Rishabh Pant makes Ranji Trophy history with 326-ball triple century
Delhi teenager brings life into high-scoring game by smashing 300, enters record books.
19-year-old Rishabh Pant has smashed a triple-century in only his fourth FC match, scoring 308 runs from 326 balls. As a result of the Haridwar lad’s heroics, Delhi reached very close to taking three points from the ongoing Ranji Trophy match against Maharashtra, but fell short of the first innings lead by 45 runs. After Pant’s dismissal in the last session of the match, the rest of the side collapsed, giving Maharashtra the three points.
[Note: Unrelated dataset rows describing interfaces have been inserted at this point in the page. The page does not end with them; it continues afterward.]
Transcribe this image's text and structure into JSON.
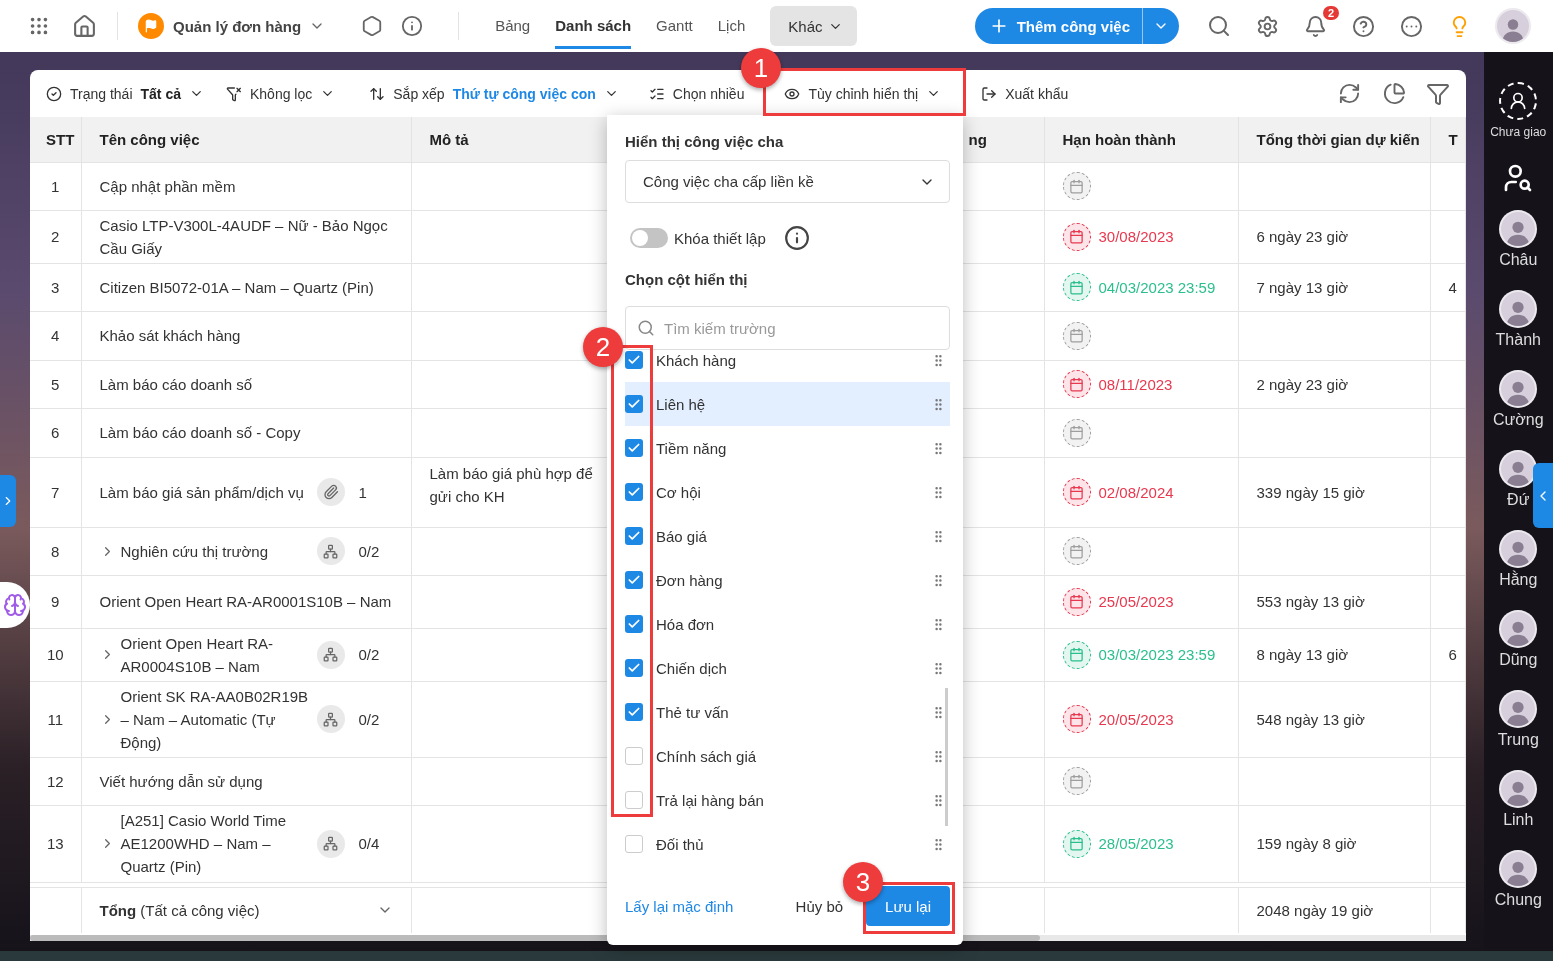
{
  "topbar": {
    "project": {
      "name": "Quản lý đơn hàng"
    },
    "views": [
      {
        "label": "Bảng",
        "selected": false
      },
      {
        "label": "Danh sách",
        "selected": true
      },
      {
        "label": "Gantt",
        "selected": false
      },
      {
        "label": "Lịch",
        "selected": false
      }
    ],
    "more_menu": {
      "label": "Khác"
    },
    "add_button": {
      "label": "Thêm công việc"
    },
    "notifications": {
      "count": "2"
    }
  },
  "toolbar": {
    "status": {
      "label": "Trạng thái",
      "value": "Tất cả"
    },
    "filter": {
      "label": "Không lọc"
    },
    "sort": {
      "label": "Sắp xếp",
      "value": "Thứ tự công việc con"
    },
    "multi_select": {
      "label": "Chọn nhiều"
    },
    "customize": {
      "label": "Tùy chỉnh hiển thị"
    },
    "export": {
      "label": "Xuất khẩu"
    }
  },
  "table": {
    "columns": [
      "STT",
      "Tên công việc",
      "Mô tả",
      "ng",
      "Hạn hoàn thành",
      "Tổng thời gian dự kiến",
      "T"
    ],
    "rows": [
      {
        "stt": "1",
        "name": "Cập nhật phần mềm",
        "expander": false,
        "deadline": {
          "color": "#9e9e9e"
        }
      },
      {
        "stt": "2",
        "name": "Casio LTP-V300L-4AUDF – Nữ  - Bảo Ngọc Cầu Giấy",
        "expander": false,
        "deadline": {
          "text": "30/08/2023",
          "color": "#e8384f"
        },
        "duration": "6 ngày 23 giờ"
      },
      {
        "stt": "3",
        "name": "Citizen BI5072-01A – Nam – Quartz (Pin)",
        "expander": false,
        "deadline": {
          "text": "04/03/2023 23:59",
          "color": "#2bbf8e"
        },
        "duration": "7 ngày 13 giờ",
        "column_7": "4"
      },
      {
        "stt": "4",
        "name": "Khảo sát khách hàng",
        "expander": false,
        "deadline": {
          "color": "#9e9e9e"
        }
      },
      {
        "stt": "5",
        "name": "Làm báo cáo doanh số",
        "expander": false,
        "deadline": {
          "text": "08/11/2023",
          "color": "#e8384f"
        },
        "duration": "2 ngày 23 giờ"
      },
      {
        "stt": "6",
        "name": "Làm báo cáo doanh số - Copy",
        "expander": false,
        "deadline": {
          "color": "#9e9e9e"
        }
      },
      {
        "stt": "7",
        "name": "Làm báo giá sản phẩm/dịch vụ",
        "expander": false,
        "badge": {
          "kind": "attachment",
          "count": "1"
        },
        "description": "Làm báo giá phù hợp để gửi cho KH",
        "deadline": {
          "text": "02/08/2024",
          "color": "#e8384f"
        },
        "duration": "339 ngày 15 giờ"
      },
      {
        "stt": "8",
        "name": "Nghiên cứu thị trường",
        "expander": true,
        "badge": {
          "kind": "subtasks",
          "count": "0/2"
        },
        "deadline": {
          "color": "#9e9e9e"
        }
      },
      {
        "stt": "9",
        "name": "Orient Open Heart RA-AR0001S10B – Nam",
        "expander": false,
        "deadline": {
          "text": "25/05/2023",
          "color": "#e8384f"
        },
        "duration": "553 ngày 13 giờ"
      },
      {
        "stt": "10",
        "name": "Orient Open Heart RA-AR0004S10B – Nam",
        "expander": true,
        "badge": {
          "kind": "subtasks",
          "count": "0/2"
        },
        "deadline": {
          "text": "03/03/2023 23:59",
          "color": "#2bbf8e"
        },
        "duration": "8 ngày 13 giờ",
        "column_7": "6"
      },
      {
        "stt": "11",
        "name": "Orient SK RA-AA0B02R19B – Nam – Automatic (Tự Động)",
        "expander": true,
        "badge": {
          "kind": "subtasks",
          "count": "0/2"
        },
        "deadline": {
          "text": "20/05/2023",
          "color": "#e8384f"
        },
        "duration": "548 ngày 13 giờ"
      },
      {
        "stt": "12",
        "name": "Viết hướng dẫn sử dụng",
        "expander": false,
        "deadline": {
          "color": "#9e9e9e"
        }
      },
      {
        "stt": "13",
        "name": "[A251] Casio World Time AE1200WHD – Nam – Quartz (Pin)",
        "expander": true,
        "badge": {
          "kind": "subtasks",
          "count": "0/4"
        },
        "deadline": {
          "text": "28/05/2023",
          "color": "#2bbf8e"
        },
        "duration": "159 ngày 8 giờ"
      }
    ],
    "total": {
      "label": "**Tổng** (Tất cả công việc)",
      "duration": "2048 ngày 19 giờ"
    }
  },
  "display_panel": {
    "parent_title": "Hiển thị công việc cha",
    "parent_value": "Công việc cha cấp liền kề",
    "lock": {
      "label": "Khóa thiết lập",
      "on": false
    },
    "columns_title": "Chọn cột hiển thị",
    "search": {
      "placeholder": "Tìm kiếm trường"
    },
    "fields": [
      {
        "label": "Khách hàng",
        "checked": true,
        "selected": false
      },
      {
        "label": "Liên hệ",
        "checked": true,
        "selected": true
      },
      {
        "label": "Tiềm năng",
        "checked": true,
        "selected": false
      },
      {
        "label": "Cơ hội",
        "checked": true,
        "selected": false
      },
      {
        "label": "Báo giá",
        "checked": true,
        "selected": false
      },
      {
        "label": "Đơn hàng",
        "checked": true,
        "selected": false
      },
      {
        "label": "Hóa đơn",
        "checked": true,
        "selected": false
      },
      {
        "label": "Chiến dịch",
        "checked": true,
        "selected": false
      },
      {
        "label": "Thẻ tư vấn",
        "checked": true,
        "selected": false
      },
      {
        "label": "Chính sách giá",
        "checked": false,
        "selected": false
      },
      {
        "label": "Trả lại hàng bán",
        "checked": false,
        "selected": false
      },
      {
        "label": "Đối thủ",
        "checked": false,
        "selected": false
      }
    ],
    "reset": "Lấy lại mặc định",
    "cancel": "Hủy bỏ",
    "save": "Lưu lại"
  },
  "members": {
    "unassigned": "Chưa giao",
    "people": [
      "Châu",
      "Thành",
      "Cường",
      "Đứ",
      "Hằng",
      "Dũng",
      "Trung",
      "Linh",
      "Chung"
    ]
  },
  "annotations": [
    {
      "number": "1"
    },
    {
      "number": "2"
    },
    {
      "number": "3"
    }
  ]
}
In what was an unusually high scoring match, Maharashtra had piled on a first innings total of 635/2, built on an unbroken 594-run partnership between Swapnil Gugale and Ankit Bawne. Both batsmen had batted for almost two days, facing around 500 balls each, Gugale scoring 351 and Bawne scoring 258. Nobody would have guessed that the real batting masterclass in the match was still to come though.
With a mountain of runs to bat against, Delhi lost wickets at regular intervals on Day 3, and it looked like Maharashtra’s match to win. Pant, who had burst onto international acclaim with his attacking displays at the top of India’s batting order in the U-19 World Cup earlier this year, is playing his first full season for the Delhi side, slotted at No.5.
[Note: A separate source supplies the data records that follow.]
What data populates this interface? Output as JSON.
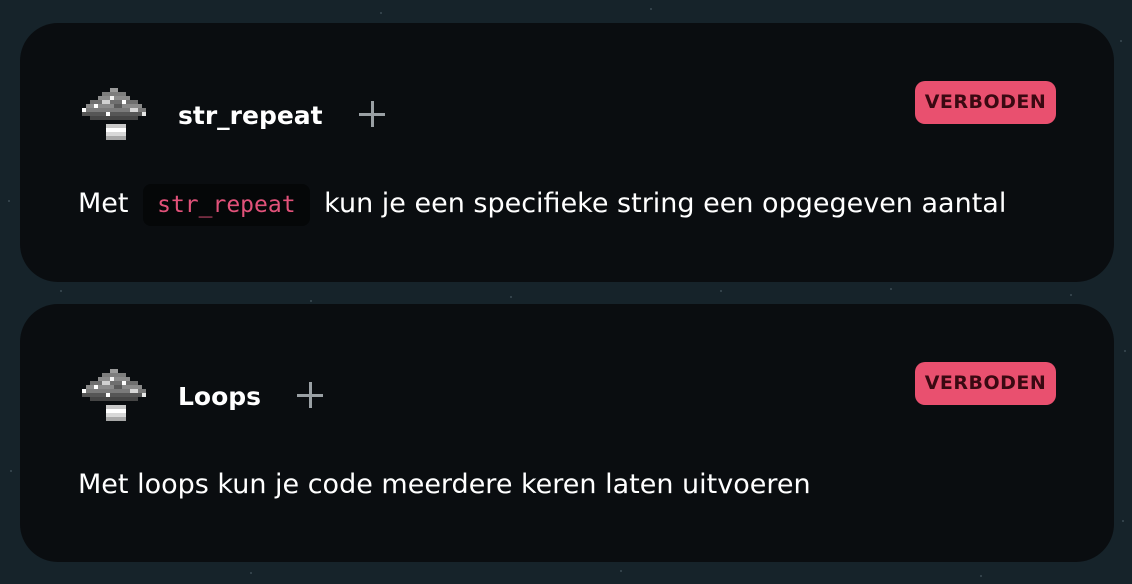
{
  "items": [
    {
      "title": "str_repeat",
      "badge": "VERBODEN",
      "icon": "pixel-mushroom-icon",
      "desc_before": "Met",
      "code": "str_repeat",
      "desc_after": "kun je een specifieke string een opgegeven aantal"
    },
    {
      "title": "Loops",
      "badge": "VERBODEN",
      "icon": "pixel-mushroom-icon",
      "desc": "Met loops kun je code meerdere keren laten uitvoeren"
    }
  ],
  "colors": {
    "background": "#16232a",
    "card": "#0a0d10",
    "badge": "#e9506f",
    "code": "#e2527a"
  }
}
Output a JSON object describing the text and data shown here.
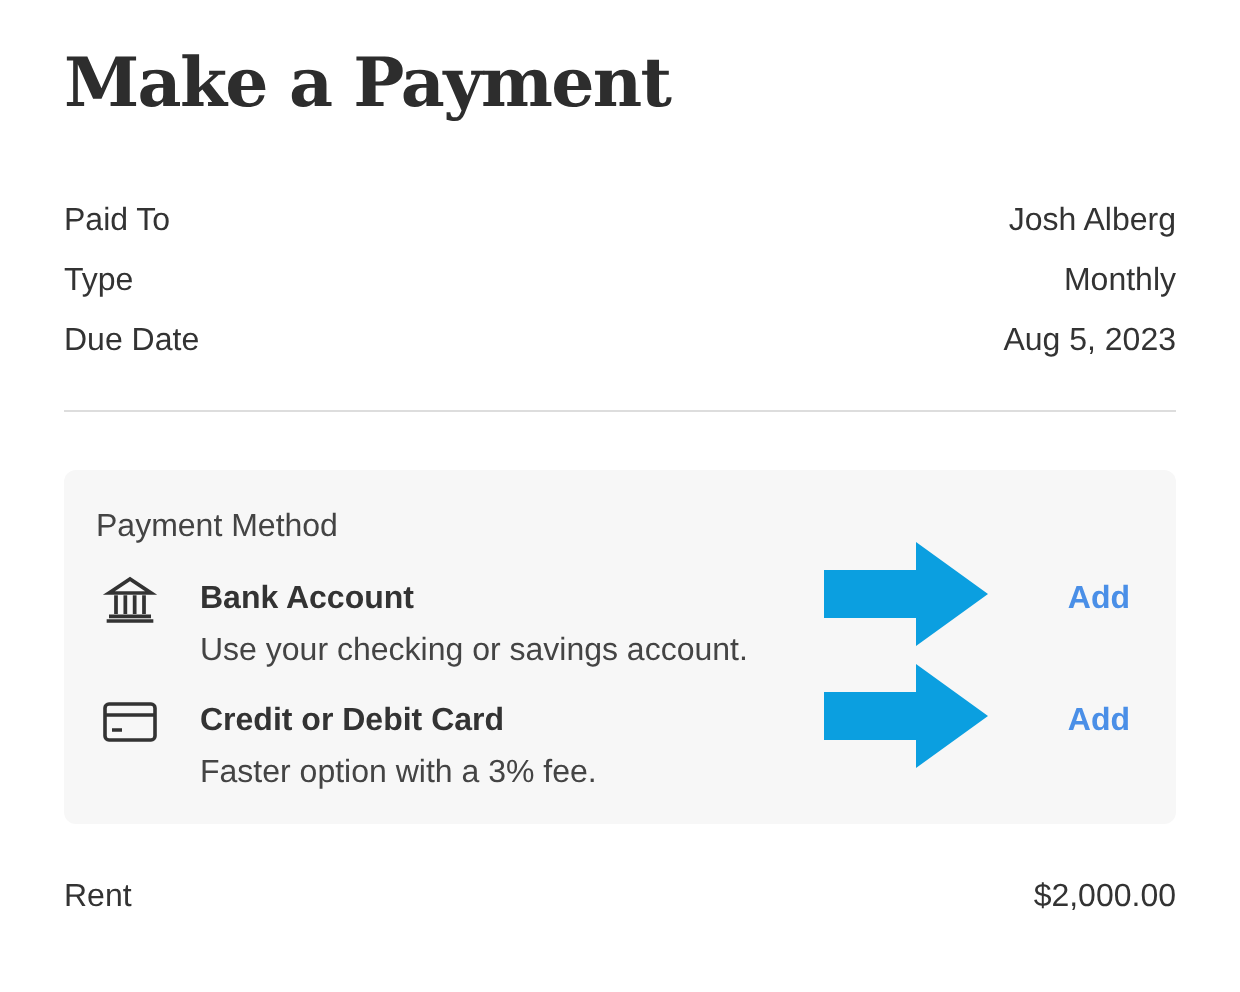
{
  "title": "Make a Payment",
  "details": [
    {
      "label": "Paid To",
      "value": "Josh Alberg"
    },
    {
      "label": "Type",
      "value": "Monthly"
    },
    {
      "label": "Due Date",
      "value": "Aug 5, 2023"
    }
  ],
  "payment_method": {
    "heading": "Payment Method",
    "methods": [
      {
        "kind": "bank",
        "name": "Bank Account",
        "description": "Use your checking or savings account.",
        "action": "Add",
        "annotated": true
      },
      {
        "kind": "card",
        "name": "Credit or Debit Card",
        "description": "Faster option with a 3% fee.",
        "action": "Add",
        "annotated": true
      }
    ]
  },
  "summary": [
    {
      "label": "Rent",
      "value": "$2,000.00"
    }
  ]
}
Pant combined with Dhruv Shorey and Milind Kumar for 100+ run partnerships, with the teenager scoring the bulk of the runs in both the stands. However, at 395/6, and the tail exposed, the threat of a follow-on still remained.
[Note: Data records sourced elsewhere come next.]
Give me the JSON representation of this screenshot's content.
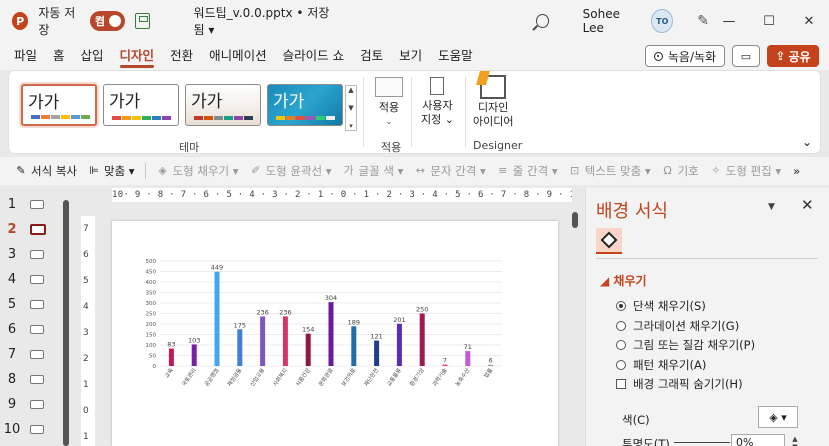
{
  "titlebar": {
    "logo": "P",
    "autosave_label": "자동 저장",
    "autosave_state": "켬",
    "doc_title": "워드팁_v.0.0.pptx • 저장됨 ▾",
    "user_name": "Sohee Lee",
    "avatar_text": "ТО",
    "icons": [
      "search-icon",
      "pen-icon",
      "minimize-icon",
      "maximize-icon",
      "close-icon"
    ],
    "minimize": "—",
    "maximize": "☐",
    "close": "✕"
  },
  "menu": {
    "items": [
      "파일",
      "홈",
      "삽입",
      "디자인",
      "전환",
      "애니메이션",
      "슬라이드 쇼",
      "검토",
      "보기",
      "도움말"
    ],
    "active_index": 3,
    "record_label": "녹음/녹화",
    "share_label": "공유",
    "accent_color": "#b7472a"
  },
  "ribbon": {
    "themes": [
      {
        "text": "가가"
      },
      {
        "text": "가가"
      },
      {
        "text": "가가"
      },
      {
        "text": "가가"
      }
    ],
    "theme_group_label": "테마",
    "size_label": "적용",
    "size_chevron": "⌄",
    "size_group_label": "적용",
    "format_label_1": "사용자",
    "format_label_2": "지정 ⌄",
    "designer_label_1": "디자인",
    "designer_label_2": "아이디어",
    "designer_group_label": "Designer",
    "collapse": "⌄"
  },
  "quick_toolbar": {
    "items": [
      {
        "label": "서식 복사",
        "icon": "brush-icon",
        "glyph": "✎",
        "enabled": true
      },
      {
        "label": "맞춤 ▾",
        "icon": "align-icon",
        "glyph": "⊫",
        "enabled": true
      },
      {
        "label": "도형 채우기 ▾",
        "icon": "fill-icon",
        "glyph": "◈",
        "enabled": false
      },
      {
        "label": "도형 윤곽선 ▾",
        "icon": "outline-icon",
        "glyph": "✐",
        "enabled": false
      },
      {
        "label": "글꼴 색 ▾",
        "icon": "font-color-icon",
        "glyph": "가",
        "enabled": false
      },
      {
        "label": "문자 간격 ▾",
        "icon": "char-spacing-icon",
        "glyph": "↔",
        "enabled": false
      },
      {
        "label": "줄 간격 ▾",
        "icon": "line-spacing-icon",
        "glyph": "≡",
        "enabled": false
      },
      {
        "label": "텍스트 맞춤 ▾",
        "icon": "text-align-icon",
        "glyph": "⊡",
        "enabled": false
      },
      {
        "label": "기호",
        "icon": "symbol-icon",
        "glyph": "Ω",
        "enabled": false
      },
      {
        "label": "도형 편집 ▾",
        "icon": "edit-shape-icon",
        "glyph": "✧",
        "enabled": false
      }
    ],
    "more": "»"
  },
  "slides": {
    "numbers": [
      "1",
      "2",
      "3",
      "4",
      "5",
      "6",
      "7",
      "8",
      "9",
      "10"
    ],
    "selected_index": 1
  },
  "ruler": {
    "horizontal": "10· 9 · 8 · 7 · 6 · 5 · 4 · 3 · 2 · 1 · 0 · 1 · 2 · 3 · 4 · 5 · 6 · 7 · 8 · 9 · 10",
    "vertical": [
      "7",
      "6",
      "5",
      "4",
      "3",
      "2",
      "1",
      "0",
      "1"
    ]
  },
  "chart_data": {
    "type": "bar",
    "categories": [
      "교육",
      "국토관리",
      "공공행정",
      "재정금융",
      "산업고용",
      "사회복지",
      "식품건강",
      "문화관광",
      "보건의료",
      "재난안전",
      "교통물류",
      "환경기상",
      "과학기술",
      "농축수산",
      "법률"
    ],
    "values": [
      83,
      103,
      449,
      175,
      236,
      236,
      154,
      304,
      189,
      121,
      201,
      250,
      7,
      71,
      6
    ],
    "colors": [
      "#c2185b",
      "#7b1fa2",
      "#42a5f5",
      "#3f7fd8",
      "#7e57c2",
      "#d6336c",
      "#8e1b3f",
      "#6a1b9a",
      "#1e6fa8",
      "#1e3f8a",
      "#5b2db3",
      "#9c1a4e",
      "#e64a7b",
      "#c158d8",
      "#999999"
    ],
    "ylim": [
      0,
      500
    ],
    "yticks": [
      0,
      50,
      100,
      150,
      200,
      250,
      300,
      350,
      400,
      450,
      500
    ],
    "grid": true,
    "xlabel": "",
    "ylabel": ""
  },
  "pane": {
    "title": "배경 서식",
    "down": "▼",
    "close": "✕",
    "section": "◢ 채우기",
    "options": [
      {
        "label": "단색 채우기(S)",
        "checked": true
      },
      {
        "label": "그라데이션 채우기(G)",
        "checked": false
      },
      {
        "label": "그림 또는 질감 채우기(P)",
        "checked": false
      },
      {
        "label": "패턴 채우기(A)",
        "checked": false
      }
    ],
    "hide_graphics": "배경 그래픽 숨기기(H)",
    "color_label": "색(C)",
    "color_btn": "◈ ▾",
    "transparency_label": "투명도(T)",
    "transparency_value": "0%"
  }
}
Until Pant found an able partner in Varun Sood on Day 4, who patiently held guard at one end while Pant took his game to the next level of aggression. The ball flew to all parts of the ground, and at one stage, even Pant’s bat was seen flying to the square leg region, such was the cavalier approach adopted by the youngster.
Pant’s place in FC history
This is the first instance in a Ranji Trophy match when three batsmen have registered scores of over 250. Pant’s triple century, the second of the match, has been without doubt the most swashbuckling.
His 514-minute vigil brought life back into a game that had seemed to be a one-sided clash. Batting at a strike rate of 94.5, he smashed 42 fours and 9 sixes. After reaching the 300-mark, he hit one last six before being stumped off left arm spinner Satyajeet Bachhav.
Pant has also scripted history by becoming the youngest wicketkeeper to score a triple century in first class cricket in the world. He is only the second wicketkeeper with a 300 in Ranji Trophy history. Raman Lamba, whose 312 remains the highest score for a Delhi batsman, had been the last player from the state to score a triple century, in the 1994/95 season.
Pant is also the third youngest Indian to score a triple-century in first-class cricket, after Wasim Jaffer and Abhinav Mukund. He is the fourth youngest in the world, after Jaffer, Mukund and Javed Miandad.